Physics ideal gases

posted by .

If 2 samples of nitrogen (different PVTs) are separated by a conductive barrier, they will eventually achieve equilibrium, I believe.

Am I right to assume that the final T and P at equilibrium in this case would be the SAME T and P if the barrier was highly insulated, then removed allowing equilibrium to happen.


  • Physics ideal gases -

    In one case the process is at equilibrium at every step and reversible.
    In the other case you have a sudden mixing. I would not assume the same U change for both cases.

  • Physics ideal gases -

    But I would if the gases do no work in case 1. If no work is done and the system is totally isolated from the surroundings so that no heat can pass in or out, then the initial and final states will be the same.

  • Physics ideal gases -

    If the pressures are not the same then when the barrier is removed, you get a free expansion of the gasses. When equilibrium is reached, the total internal energy will be the same as in the original state.

    It follows from this that the final pressure is given by

    P = (P1 V1 + P2 V2)/(V1+V2)

    Here P is the final pressure, P1 and P2 are the initial pressures, V1 and V2 are the volumes of the two parts.

    In case of a conductive barrier, only the temperatures will equalize. The total internal energy also stays the same. Equal final temperatures means that the final pressures are related according to:

    P_fin1 V1 = P_fin2 V2

    Conservation of energy then implies:

    P1 V1 + P2 V2 = 2 P_fin1 V1 --->

    P_fin1 = 1/2 (P1 V1 + P2 V2)/V1

    P_fin2 = 1/2 (P1 V1 + P2 V2)/V2

  • Physics ideal gases -

    Thank you both.

Respond to this Question

First Name
School Subject
Your Answer

Similar Questions

  1. Econ MC

    Externalities cause markets to a. fail to allocate resources efficiently. b. cause price to be different than the equilibrium price. c. benefit producers at the expense of consumers. d. cause markets to operate more equitably. I think …
  2. Physics ideal gases

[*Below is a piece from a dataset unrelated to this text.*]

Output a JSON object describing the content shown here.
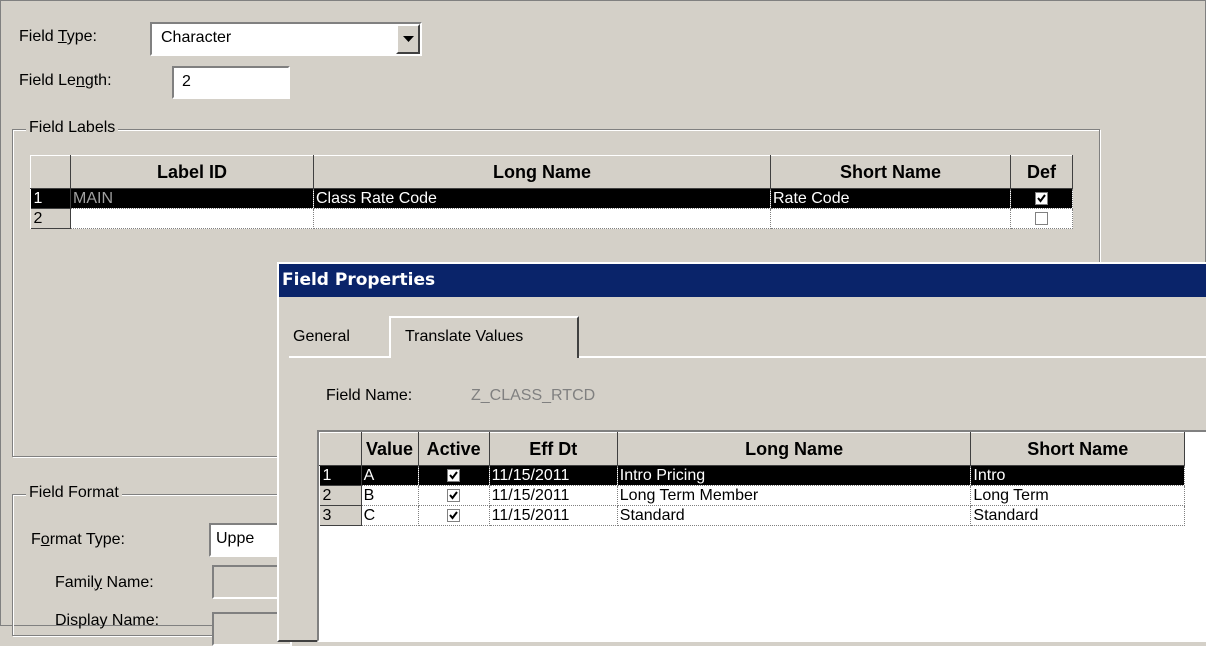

    Would someone check my thinking please. PVT of an ideal gas (nitrogen) are all given. I've used PV=nRT rearranged to get the number of moles. Then, U= 3/2nRT to get the internal energy of the sample. Am I on the right track?
  3. chemistry

    The gas phase reaction between nitrogen gas and oxygen gas to give NO gas is an endothermic process since 180.8 kJ of heat energy is absorbed when 1 mol of nitrogen reacts with 1 mol of oxygen. In which direction will the equilibrium …
  4. AP Chemistry- Equilibrium

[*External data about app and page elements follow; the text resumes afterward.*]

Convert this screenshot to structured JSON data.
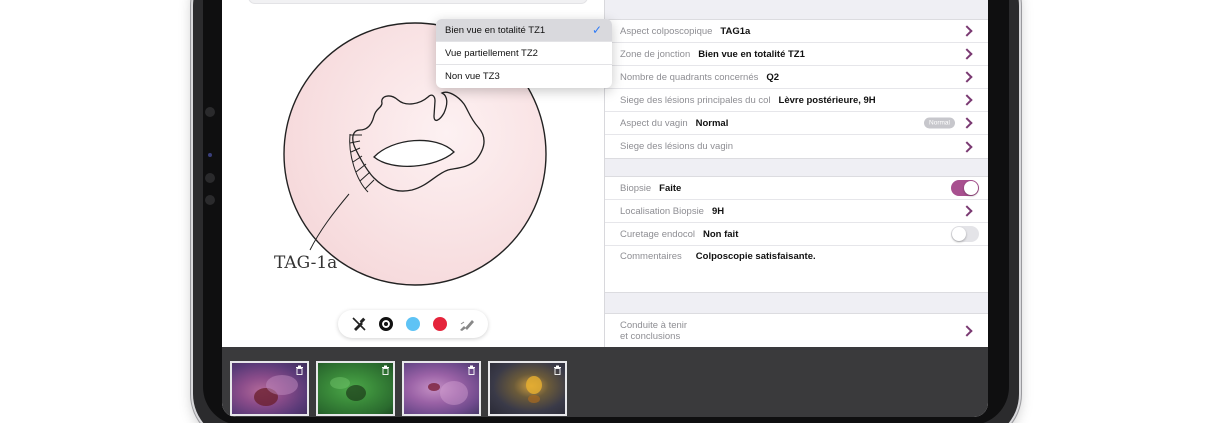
{
  "dropdown": {
    "options": [
      {
        "label": "Bien vue en totalité TZ1",
        "selected": true
      },
      {
        "label": "Vue partiellement TZ2",
        "selected": false
      },
      {
        "label": "Non vue TZ3",
        "selected": false
      }
    ]
  },
  "form": {
    "group1": [
      {
        "label": "Aspect colposcopique",
        "value": "TAG1a"
      },
      {
        "label": "Zone de jonction",
        "value": "Bien vue en totalité TZ1"
      },
      {
        "label": "Nombre de quadrants concernés",
        "value": "Q2"
      },
      {
        "label": "Siege des lésions principales du col",
        "value": "Lèvre postérieure, 9H"
      },
      {
        "label": "Aspect du vagin",
        "value": "Normal",
        "badge": "Normal"
      },
      {
        "label": "Siege des lésions du vagin",
        "value": ""
      }
    ],
    "group2": {
      "biopsie_label": "Biopsie",
      "biopsie_value": "Faite",
      "biopsie_on": true,
      "localisation_label": "Localisation Biopsie",
      "localisation_value": "9H",
      "curetage_label": "Curetage endocol",
      "curetage_value": "Non fait",
      "curetage_on": false,
      "commentaires_label": "Commentaires",
      "commentaires_value": "Colposcopie satisfaisante."
    },
    "group3": {
      "line1": "Conduite à tenir",
      "line2": "et conclusions"
    }
  },
  "drawing": {
    "annotation": "TAG-1a"
  },
  "toolbar": {
    "tools": [
      "marker-off-icon",
      "black-color",
      "light-blue-color",
      "red-color",
      "eraser-icon"
    ],
    "colors": {
      "black": "#111111",
      "light_blue": "#5ec3f5",
      "red": "#e5243b"
    }
  },
  "thumbnails": [
    "purple",
    "green",
    "purple",
    "dark-yellow"
  ],
  "colors": {
    "accent": "#a8508f",
    "check": "#2f7bf6"
  }
}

    If 10.0 mL of 0.18 M MgCl2 are mixed with 20.1 mL of 0.56 M NaOH, what will be the final concentration of Mg2+ in solution when equilibrium is established?
  5. chemistry calculations

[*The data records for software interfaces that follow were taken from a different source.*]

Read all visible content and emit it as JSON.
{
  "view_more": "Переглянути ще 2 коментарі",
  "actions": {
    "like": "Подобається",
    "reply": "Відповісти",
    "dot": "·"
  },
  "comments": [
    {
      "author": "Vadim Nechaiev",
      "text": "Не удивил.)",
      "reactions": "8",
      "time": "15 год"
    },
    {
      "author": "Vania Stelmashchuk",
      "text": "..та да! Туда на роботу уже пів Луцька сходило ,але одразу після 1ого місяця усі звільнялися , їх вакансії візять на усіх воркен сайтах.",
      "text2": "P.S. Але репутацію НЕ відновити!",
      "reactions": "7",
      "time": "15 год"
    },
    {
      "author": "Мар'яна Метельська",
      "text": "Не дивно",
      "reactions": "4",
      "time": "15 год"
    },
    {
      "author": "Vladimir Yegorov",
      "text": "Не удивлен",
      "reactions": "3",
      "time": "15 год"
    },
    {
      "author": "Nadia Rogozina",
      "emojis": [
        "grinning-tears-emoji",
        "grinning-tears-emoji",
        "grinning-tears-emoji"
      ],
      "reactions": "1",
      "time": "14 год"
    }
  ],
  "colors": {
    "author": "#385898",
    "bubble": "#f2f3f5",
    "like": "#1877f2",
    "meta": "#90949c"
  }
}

    At 25 deg C, Kc is 5.84x10-3 for the dissociation of dinitrogen tetraoxide to nitrogen dioxide. N2O4(g) ==== 2NO2(g) a) Calculate the equilibrium concentration of both gases when 4.00 grams of N2O4 is placed at 2.00-liter flask at …
  6. a level chemistry

    two most abundant atmospheric gases react to a small extent at 298K in the presence of a catalyst to achieve dynamic equilibrium: N2(g) + O2(g) ->/<- 2NO(g) Kp= 0.30 Partial pressure of N2 and O2 = 0.78atm 1dm3 flask and equilibrium …
  7. Physics

    A container is initially partitioned by a wall into two compartments. The left compartment has volume V1 and the right compartment has volume V2. Both compartments are filled with identical ideal gases at the same temperature T and …
  8. chem12

    for the equilibrium 2HI(g)--- H2(g) + I2 k eq = 8.0 2.0 mol of HI are placed in a 4.0 L container, and the system is allowed to reach equilibrium. Calculate the equilibrium concentration of all three gases. Inital 2HI 0.5mol/l H2 =0 …
  9. Chemistry

    The equilibrium constant, K, for the following reaction is 1.54×10-2 at 506 K: PCl5(g) PCl3(g) + Cl2(g) An equilibrium mixture of the three gases in a 15.7 L container at 506 K contains 0.207 M PCl5, 5.64×10-2 M PCl3 and 5.64×10-2 …
  10. Chemistry

    The equilibrium constant is equal to 5.00 at 1300K for the reaction 2SO2(g) + O2(g) <--> 2SO3(g) if initial concentrations are [SO2] = 6.00M, [O2] = 0.45M, [SO3]= 9.00M, the system is a/. At equilibrium b/. Not at equilibrium …

More Similar Questions